• [INFORMATION]
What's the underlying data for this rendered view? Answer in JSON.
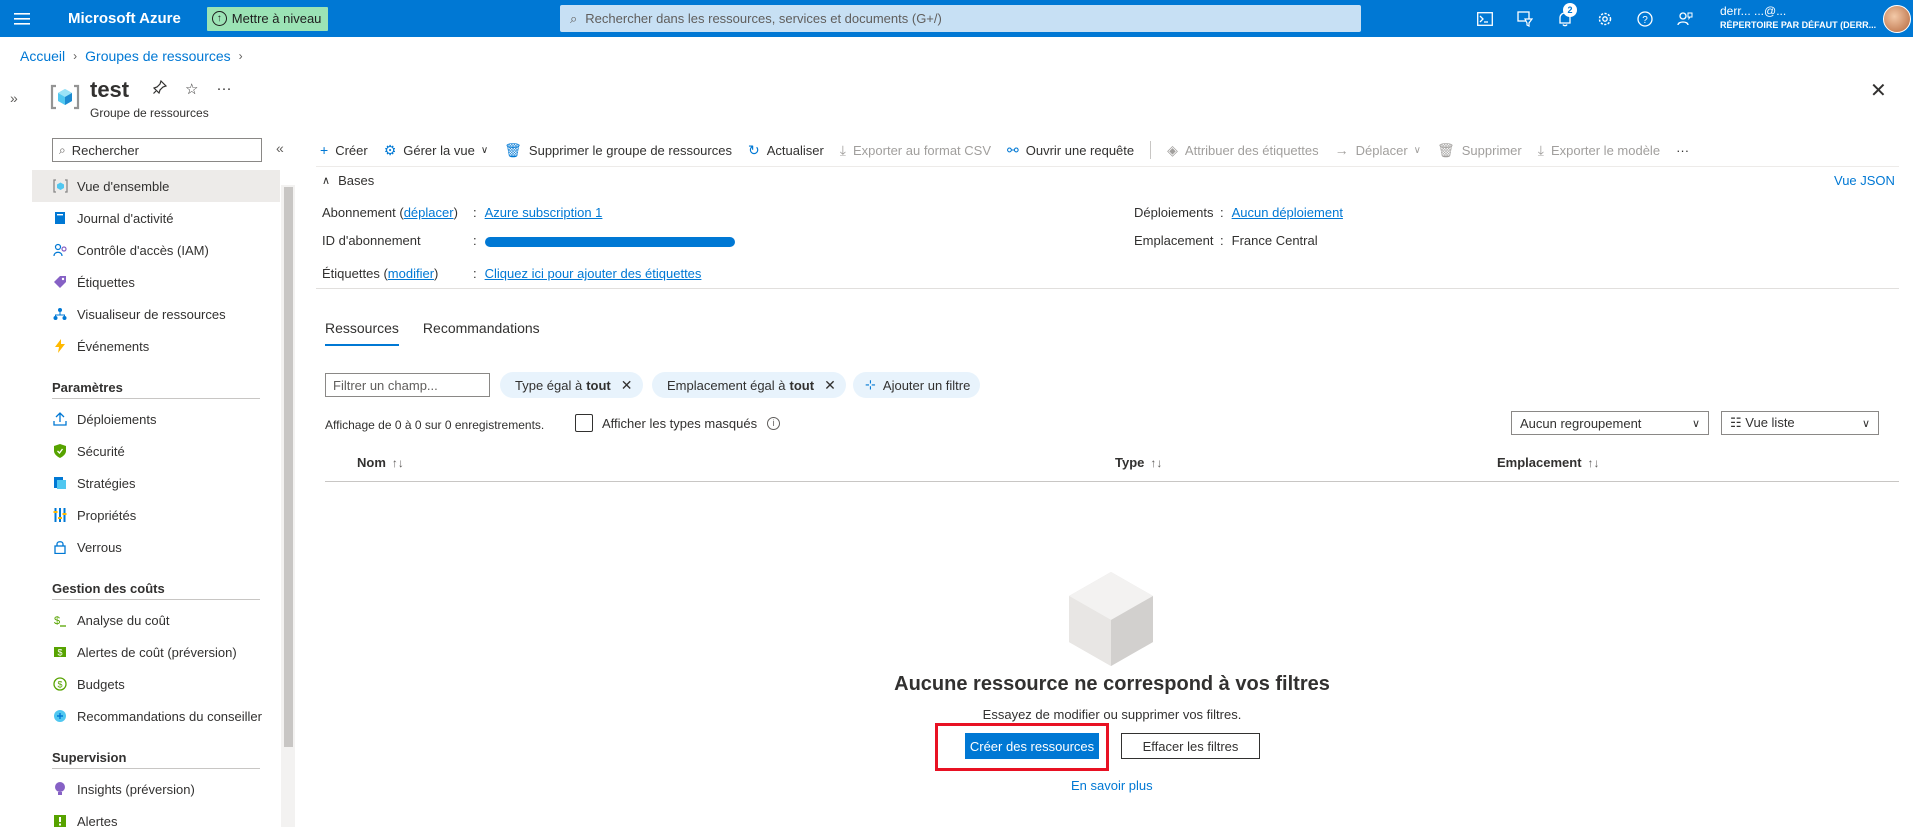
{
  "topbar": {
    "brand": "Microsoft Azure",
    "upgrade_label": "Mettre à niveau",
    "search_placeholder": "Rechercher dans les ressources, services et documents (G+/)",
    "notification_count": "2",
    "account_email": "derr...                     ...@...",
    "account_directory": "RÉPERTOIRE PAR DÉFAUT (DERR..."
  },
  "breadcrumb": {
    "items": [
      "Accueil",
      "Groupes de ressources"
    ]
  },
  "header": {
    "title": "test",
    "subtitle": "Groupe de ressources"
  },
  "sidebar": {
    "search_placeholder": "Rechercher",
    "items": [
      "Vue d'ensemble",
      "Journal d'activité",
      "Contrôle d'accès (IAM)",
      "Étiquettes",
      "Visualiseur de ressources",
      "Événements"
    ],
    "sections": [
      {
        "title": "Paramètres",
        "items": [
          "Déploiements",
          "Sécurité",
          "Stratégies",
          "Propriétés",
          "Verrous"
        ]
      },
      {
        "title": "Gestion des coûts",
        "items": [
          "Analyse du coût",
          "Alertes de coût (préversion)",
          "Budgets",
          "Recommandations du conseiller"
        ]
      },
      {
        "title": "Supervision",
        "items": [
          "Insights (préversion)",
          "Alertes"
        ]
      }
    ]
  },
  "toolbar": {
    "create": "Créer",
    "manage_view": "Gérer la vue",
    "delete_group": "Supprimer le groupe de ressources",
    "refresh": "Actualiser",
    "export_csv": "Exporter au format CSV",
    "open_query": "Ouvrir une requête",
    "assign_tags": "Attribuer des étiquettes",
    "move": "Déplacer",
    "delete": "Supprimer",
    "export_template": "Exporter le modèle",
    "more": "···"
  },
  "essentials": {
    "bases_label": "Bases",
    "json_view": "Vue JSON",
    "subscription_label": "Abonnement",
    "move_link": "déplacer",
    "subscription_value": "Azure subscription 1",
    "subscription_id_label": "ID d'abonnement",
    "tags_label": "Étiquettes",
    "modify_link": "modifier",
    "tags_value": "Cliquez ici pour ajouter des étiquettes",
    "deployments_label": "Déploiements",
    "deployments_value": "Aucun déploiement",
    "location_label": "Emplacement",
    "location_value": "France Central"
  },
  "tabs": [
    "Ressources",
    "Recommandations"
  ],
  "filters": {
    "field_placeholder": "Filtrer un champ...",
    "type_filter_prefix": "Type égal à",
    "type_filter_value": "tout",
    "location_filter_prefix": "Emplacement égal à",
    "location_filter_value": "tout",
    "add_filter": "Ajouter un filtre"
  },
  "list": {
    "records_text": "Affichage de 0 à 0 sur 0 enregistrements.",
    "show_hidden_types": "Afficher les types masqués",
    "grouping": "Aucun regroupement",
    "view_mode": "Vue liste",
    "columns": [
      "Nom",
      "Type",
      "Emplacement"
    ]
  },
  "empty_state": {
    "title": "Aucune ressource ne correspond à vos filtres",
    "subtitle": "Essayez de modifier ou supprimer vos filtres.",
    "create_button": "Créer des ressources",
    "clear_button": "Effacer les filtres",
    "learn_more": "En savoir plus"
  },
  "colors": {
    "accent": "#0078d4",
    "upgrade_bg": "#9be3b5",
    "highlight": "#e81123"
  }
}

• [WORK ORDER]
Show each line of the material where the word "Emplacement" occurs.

• [TASK OUTPUT]
    "location_label": "Emplacement",
    "location_filter_prefix": "Emplacement égal à",
      "Emplacement"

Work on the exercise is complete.